Lately, there has been some experimentation in recent years with something that is called regenerative braking. What this means is that whenever you pedal the bike, go downhill, or any other situation in which the bike wheels move without the motor, the motor in the bub starts reverse charging.

In theory, this reverse charging could help your batteries last a lot longer and even start to charge back up. However, in practice, reverse charging is not nearly as practical. A mountain bike with a rider on it has very little mass and velocity.

This means that you don’t really gain much energy form this, if you gain any, though it does prevent you from losing any energy. However, if you are into downhill mountain biking anyway, then this could very well be something that would work if this type of design is ever perfected.

Final Thoughts

A couple of the newest electric assist mountain bikes are starting to make their designs more subtle. These bikes look almost like normal mountain bikes at first glance, requiring a closer inspection to see that one of two of the tubes are slightly thicker to hide the fact that there is even a battery and a motor at all.

Since some mountain bikers feel quite strongly that using an electric mountain bike is cheating, making it less obvious that your bike is an electric one can help you feel less self-conscious if you are concerned about it.

You should also know that there is a difference between full power and power assist mountain bikes. Many full power bikes have an assist mode, but not all electric assist mountain bikes have a full power mode.

Full power bikes do everything for you so that you do not have to do any pedaling at all. These wear out really quickly, and they are heavy and bulky. If they can be put into a power assist mode, you can pedal some too.

This helps the battery to last longer but, due to the bulky frame, the battery will likely not last as long as the battery of a purely assisting electric mountain bike. An electric assist mountain bike that does not have a full power option can cut back on some weight and will, therefore, last you a little longer.

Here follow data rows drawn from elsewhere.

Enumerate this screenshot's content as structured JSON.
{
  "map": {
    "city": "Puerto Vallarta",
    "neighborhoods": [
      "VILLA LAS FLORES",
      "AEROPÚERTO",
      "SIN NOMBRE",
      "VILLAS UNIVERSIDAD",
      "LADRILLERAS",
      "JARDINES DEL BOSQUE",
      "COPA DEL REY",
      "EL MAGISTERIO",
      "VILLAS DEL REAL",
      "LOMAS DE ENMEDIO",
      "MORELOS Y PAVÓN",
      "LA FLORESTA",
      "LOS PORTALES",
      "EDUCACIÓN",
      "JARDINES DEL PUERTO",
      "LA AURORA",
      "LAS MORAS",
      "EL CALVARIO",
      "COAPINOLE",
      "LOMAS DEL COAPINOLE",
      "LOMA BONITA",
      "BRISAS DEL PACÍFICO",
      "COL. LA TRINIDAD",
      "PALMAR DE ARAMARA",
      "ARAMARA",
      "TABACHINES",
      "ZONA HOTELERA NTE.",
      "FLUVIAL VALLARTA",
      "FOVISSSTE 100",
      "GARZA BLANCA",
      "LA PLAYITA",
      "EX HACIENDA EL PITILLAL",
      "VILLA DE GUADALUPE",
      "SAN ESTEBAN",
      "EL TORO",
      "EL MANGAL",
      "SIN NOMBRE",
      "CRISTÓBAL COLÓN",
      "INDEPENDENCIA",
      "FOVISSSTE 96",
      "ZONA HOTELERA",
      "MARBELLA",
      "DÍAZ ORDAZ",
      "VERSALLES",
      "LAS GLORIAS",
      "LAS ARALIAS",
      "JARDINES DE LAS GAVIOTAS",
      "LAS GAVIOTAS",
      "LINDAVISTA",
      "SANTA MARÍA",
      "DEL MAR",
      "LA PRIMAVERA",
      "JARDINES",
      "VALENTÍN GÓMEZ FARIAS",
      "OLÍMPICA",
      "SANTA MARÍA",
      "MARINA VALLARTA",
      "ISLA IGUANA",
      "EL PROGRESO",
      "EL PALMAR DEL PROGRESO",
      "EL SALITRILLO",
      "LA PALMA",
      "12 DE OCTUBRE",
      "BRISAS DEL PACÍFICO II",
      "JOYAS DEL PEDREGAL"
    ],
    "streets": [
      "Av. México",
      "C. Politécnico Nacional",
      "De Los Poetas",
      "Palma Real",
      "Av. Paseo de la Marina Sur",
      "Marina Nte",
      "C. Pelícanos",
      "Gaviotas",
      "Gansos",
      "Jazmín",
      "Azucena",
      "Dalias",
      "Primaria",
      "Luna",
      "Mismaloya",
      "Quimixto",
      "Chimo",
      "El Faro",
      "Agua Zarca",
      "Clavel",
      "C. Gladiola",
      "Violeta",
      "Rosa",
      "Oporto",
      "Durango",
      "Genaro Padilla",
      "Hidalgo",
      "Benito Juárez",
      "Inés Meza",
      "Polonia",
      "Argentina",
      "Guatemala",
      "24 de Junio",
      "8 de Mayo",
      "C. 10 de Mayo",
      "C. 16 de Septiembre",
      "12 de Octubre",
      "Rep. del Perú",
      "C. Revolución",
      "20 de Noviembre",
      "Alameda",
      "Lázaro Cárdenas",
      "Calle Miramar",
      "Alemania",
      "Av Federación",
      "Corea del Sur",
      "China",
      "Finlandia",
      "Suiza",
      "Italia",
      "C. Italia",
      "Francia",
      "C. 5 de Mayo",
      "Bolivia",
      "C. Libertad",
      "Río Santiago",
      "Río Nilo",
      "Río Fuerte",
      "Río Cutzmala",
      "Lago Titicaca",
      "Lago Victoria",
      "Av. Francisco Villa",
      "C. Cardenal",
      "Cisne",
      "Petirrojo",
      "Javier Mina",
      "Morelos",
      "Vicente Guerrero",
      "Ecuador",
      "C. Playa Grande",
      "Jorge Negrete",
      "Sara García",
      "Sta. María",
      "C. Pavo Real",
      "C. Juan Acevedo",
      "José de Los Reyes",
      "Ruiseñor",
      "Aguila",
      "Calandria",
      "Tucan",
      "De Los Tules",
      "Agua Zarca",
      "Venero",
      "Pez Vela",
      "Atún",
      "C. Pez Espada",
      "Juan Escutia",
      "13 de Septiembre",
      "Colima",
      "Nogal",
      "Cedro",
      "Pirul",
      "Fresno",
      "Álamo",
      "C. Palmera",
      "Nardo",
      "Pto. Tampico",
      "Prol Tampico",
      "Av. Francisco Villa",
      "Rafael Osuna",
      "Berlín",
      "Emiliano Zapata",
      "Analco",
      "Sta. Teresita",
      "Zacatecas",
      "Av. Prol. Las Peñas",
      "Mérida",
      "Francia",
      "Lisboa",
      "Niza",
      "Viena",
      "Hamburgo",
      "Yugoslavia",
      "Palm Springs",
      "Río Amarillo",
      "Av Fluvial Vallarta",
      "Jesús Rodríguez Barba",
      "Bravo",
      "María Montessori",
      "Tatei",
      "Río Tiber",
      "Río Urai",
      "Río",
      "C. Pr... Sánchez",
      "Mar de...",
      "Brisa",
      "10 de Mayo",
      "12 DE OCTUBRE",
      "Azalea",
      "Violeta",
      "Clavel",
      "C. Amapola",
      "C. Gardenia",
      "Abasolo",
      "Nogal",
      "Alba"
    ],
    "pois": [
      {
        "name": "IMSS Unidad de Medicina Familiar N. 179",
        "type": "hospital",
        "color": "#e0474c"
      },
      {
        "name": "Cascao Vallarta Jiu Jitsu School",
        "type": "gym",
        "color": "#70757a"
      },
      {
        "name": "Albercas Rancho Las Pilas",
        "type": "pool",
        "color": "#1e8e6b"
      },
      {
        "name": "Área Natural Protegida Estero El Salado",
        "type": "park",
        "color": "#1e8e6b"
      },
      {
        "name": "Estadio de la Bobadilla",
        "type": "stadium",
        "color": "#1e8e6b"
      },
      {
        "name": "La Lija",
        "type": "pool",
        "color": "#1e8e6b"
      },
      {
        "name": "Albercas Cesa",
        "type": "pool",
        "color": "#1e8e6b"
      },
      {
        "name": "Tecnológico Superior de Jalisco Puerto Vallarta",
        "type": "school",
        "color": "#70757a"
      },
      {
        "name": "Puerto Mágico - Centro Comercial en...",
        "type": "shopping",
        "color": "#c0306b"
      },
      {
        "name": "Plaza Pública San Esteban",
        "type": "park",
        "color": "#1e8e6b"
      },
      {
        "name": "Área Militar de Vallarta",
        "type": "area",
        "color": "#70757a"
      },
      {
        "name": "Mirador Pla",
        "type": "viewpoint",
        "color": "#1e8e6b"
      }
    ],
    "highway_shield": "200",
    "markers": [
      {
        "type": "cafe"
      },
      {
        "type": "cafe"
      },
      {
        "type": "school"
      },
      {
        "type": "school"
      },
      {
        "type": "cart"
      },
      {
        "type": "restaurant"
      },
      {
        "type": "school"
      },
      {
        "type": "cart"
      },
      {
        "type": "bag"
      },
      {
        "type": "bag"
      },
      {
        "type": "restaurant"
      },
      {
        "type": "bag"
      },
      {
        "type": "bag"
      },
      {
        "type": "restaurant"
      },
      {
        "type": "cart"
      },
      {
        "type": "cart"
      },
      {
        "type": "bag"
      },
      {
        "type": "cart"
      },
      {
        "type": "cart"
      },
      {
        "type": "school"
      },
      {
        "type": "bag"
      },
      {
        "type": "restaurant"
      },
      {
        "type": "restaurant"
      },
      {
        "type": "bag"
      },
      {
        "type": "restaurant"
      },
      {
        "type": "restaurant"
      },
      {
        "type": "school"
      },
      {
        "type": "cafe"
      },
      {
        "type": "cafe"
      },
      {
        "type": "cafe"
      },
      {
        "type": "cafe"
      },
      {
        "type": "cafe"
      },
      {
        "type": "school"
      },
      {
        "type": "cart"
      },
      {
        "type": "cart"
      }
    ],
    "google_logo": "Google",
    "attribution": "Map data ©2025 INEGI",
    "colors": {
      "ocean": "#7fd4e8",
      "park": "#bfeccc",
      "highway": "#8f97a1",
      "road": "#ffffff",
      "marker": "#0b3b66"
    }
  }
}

Finally, if you are concerned about the environment, there are two sides to an electric mountain bike. On the one hand, both making and disposing of batteries is not good for the environment. On the other hand, electric bikes are still nowhere near as polluting as vehicles, though they may not be as clean as a non-electric bike.

Mike Rausa

I'm a 42 year old married father of 3 that fell in love with mountain biking late in life. Mountain biking quickly became my go to fitness activity. I created this blog to help beginners to advanced riders with tips and strategies to improve your riding experience. More About Me... https://mountainbikinghq.com/mike-rausa

Recent Posts